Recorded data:
☆ ☆ ☆ ☆ ☆

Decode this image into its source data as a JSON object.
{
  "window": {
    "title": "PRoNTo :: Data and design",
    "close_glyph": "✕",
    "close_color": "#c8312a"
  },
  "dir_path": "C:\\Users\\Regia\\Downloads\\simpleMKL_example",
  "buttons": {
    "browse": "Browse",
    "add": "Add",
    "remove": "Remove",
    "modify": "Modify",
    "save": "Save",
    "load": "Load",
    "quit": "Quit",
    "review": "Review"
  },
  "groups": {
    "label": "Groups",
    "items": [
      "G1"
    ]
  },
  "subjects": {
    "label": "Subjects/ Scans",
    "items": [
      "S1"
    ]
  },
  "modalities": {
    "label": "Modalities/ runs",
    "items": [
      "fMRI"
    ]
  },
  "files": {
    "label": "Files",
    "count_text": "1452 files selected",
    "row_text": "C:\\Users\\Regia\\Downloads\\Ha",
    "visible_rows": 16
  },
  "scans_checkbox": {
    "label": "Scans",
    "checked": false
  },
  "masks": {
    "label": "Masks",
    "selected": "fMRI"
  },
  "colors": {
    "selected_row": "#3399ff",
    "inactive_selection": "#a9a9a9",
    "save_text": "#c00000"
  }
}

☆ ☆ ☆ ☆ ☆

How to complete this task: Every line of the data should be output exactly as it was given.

Solution to this exercise:
Decode this image into its source data as a JSON object.
{
  "window": {
    "title": "PRoNTo :: Data and design",
    "close_glyph": "✕",
    "close_color": "#c8312a"
  },
  "dir_path": "C:\\Users\\Regia\\Downloads\\simpleMKL_example",
  "buttons": {
    "browse": "Browse",
    "add": "Add",
    "remove": "Remove",
    "modify": "Modify",
    "save": "Save",
    "load": "Load",
    "quit": "Quit",
    "review": "Review"
  },
  "groups": {
    "label": "Groups",
    "items": [
      "G1"
    ]
  },
  "subjects": {
    "label": "Subjects/ Scans",
    "items": [
      "S1"
    ]
  },
  "modalities": {
    "label": "Modalities/ runs",
    "items": [
      "fMRI"
    ]
  },
  "files": {
    "label": "Files",
    "count_text": "1452 files selected",
    "row_text": "C:\\Users\\Regia\\Downloads\\Ha",
    "visible_rows": 16
  },
  "scans_checkbox": {
    "label": "Scans",
    "checked": false
  },
  "masks": {
    "label": "Masks",
    "selected": "fMRI"
  },
  "colors": {
    "selected_row": "#3399ff",
    "inactive_selection": "#a9a9a9",
    "save_text": "#c00000"
  }
}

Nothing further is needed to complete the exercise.